After spending 29 years in prison for the rape of his stepdaughter, a New Orleans man is free thanks to the help of the local district attorney’s office and testimony from the victim herself, who has insisted for 20 years that he is not the man who raped her.
Patrick Brown was convicted of raping his 6-year-old stepdaughter in 1994 after pleading not guilty in a trial in which the victim did not testify – instead, adults testified “to what they believed she had said,” according to a release from the Orleans Parish District Attorney’s Office.
Since 2002, the stepdaughter had repeatedly asked the DA’s office under former administrations to review the case and prosecute the actual perpetrator, the release said.
The office’s civil rights division opened an investigation into the victim’s case, found that the evidence corroborated her account and asked the court to rectify the case, according to the release.
“The attorneys in the Civil Rights Division in Orleans Parish are the only prosecutors I have ever worked with in Louisiana who truly take the admonition to ‘do Justice’ seriously – as evidenced by the fact that they listened to the victim in this case the first time she reached out, instead of ignoring her like their predecessors did for more than 20 years,” Kelly Orians told CNN. Orians directs the University of Virginia School of Law’s Decarceration and Community Reentry Clinic, which represented Brown at Monday’s hearing.
“Although the right decision was reached on Monday, and there is reason to celebrate, it will never make up for the pain, loss, and trauma that Mr. Brown, his step-daughter, and their family have endured over the last three decades,” she added.
Brown was released with just a small box of personal possessions, Orians told CNN. She said she expects it will take years for him to receive any sort of compensation for his wrongful conviction.

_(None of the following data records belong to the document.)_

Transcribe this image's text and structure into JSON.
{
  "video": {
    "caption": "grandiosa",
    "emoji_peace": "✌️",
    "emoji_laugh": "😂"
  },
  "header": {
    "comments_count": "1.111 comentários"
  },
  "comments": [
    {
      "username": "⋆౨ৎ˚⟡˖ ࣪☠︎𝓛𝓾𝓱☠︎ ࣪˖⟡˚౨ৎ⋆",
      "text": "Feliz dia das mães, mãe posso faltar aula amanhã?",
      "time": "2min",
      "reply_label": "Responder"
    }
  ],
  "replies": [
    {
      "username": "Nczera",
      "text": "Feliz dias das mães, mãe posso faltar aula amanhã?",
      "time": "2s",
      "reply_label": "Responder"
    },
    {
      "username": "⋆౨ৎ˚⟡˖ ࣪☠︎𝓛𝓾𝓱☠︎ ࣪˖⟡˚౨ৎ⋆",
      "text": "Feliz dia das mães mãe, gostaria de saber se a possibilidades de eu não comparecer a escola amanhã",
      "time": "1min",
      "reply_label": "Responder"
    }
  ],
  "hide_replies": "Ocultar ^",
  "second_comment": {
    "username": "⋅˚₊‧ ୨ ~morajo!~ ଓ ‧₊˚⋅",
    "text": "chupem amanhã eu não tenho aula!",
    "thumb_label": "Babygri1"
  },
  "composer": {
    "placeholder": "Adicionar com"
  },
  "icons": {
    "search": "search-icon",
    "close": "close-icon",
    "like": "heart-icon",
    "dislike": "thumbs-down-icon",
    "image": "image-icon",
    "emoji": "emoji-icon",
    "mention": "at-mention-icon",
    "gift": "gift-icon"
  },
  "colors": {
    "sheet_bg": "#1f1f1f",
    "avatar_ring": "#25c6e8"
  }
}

Brown’s family has set up a GoFundMe to help him start to rebuild a new life.
Civil Rights Division Chief Emily Maw said she is “hopeful that this will bring some closure to the victim and that she, and Mr. Brown, can move forward in healing.”
“This victim has endured not just the deep trauma of child sexual assault, but the trauma of knowing the wrong man has been imprisoned for almost three decades while the man who raped her walked free,” Maw said.
Brown was released from prison Monday, immediately following the decision of the criminal district court, delivered by Judge Calvin Johnson, to vacate his conviction. The victim was present and testified, according to the release and court records.
“The State is actively reviewing the viability (of) charges against the actual perpetrator,” Orleans Parish District Attorney Jason Williams told CNN in a statement. “To say more on that at this time would not be prudent as it could jeopardize the case.”
Williams launched the civil rights division in part to “review cases of wrongful convictions and excessive sentences,” his office’s website reads. The division has intervened in 284 cases since 2021, boasting an estimated $266 million in taxpayer savings on lifetime incarceration, according to the DA’s office.
“Listening to and truly hearing survivors of sexual assault is a top priority in this office,” Williams said in a statement. “It is heart-wrenching to know that this woman was dismissed and ignored, no matter how inconvenient her truth, when all she wanted was for the real offender to be held responsible.”
Orleans Parish has 7.92 more exonerations per capita than the national average – the highest per capita rate among US counties with over 300,000 people, according to the National Registry of Exonerations.
A 2022 report from the registry says innocent Black Americans are seven times more likely than White Americans to be falsely convicted of serious crimes.
An effort to overturn these wrongful convictions across the country has led to the creation of units like the civil rights division in Orleans Parish, dedicated to preventing and remedying false convictions. The National Registry of Exonerations tracked 44 such units across the country with recorded exonerations as of June 2022.
“Being progressive and reckoning with the sins of the past directly affects present-day public safety,” Williams said in a statement. “When someone is wrongfully convicted, not only is it an injustice for the person who has years of their life stolen, but it is an injustice for the victim and the people of New Orleans because the real perpetrator is left in our community to harm others.”
Correction: A previous version of this story misspelled the last name of Kelly Orians, who represented Brown at Monday's hearing.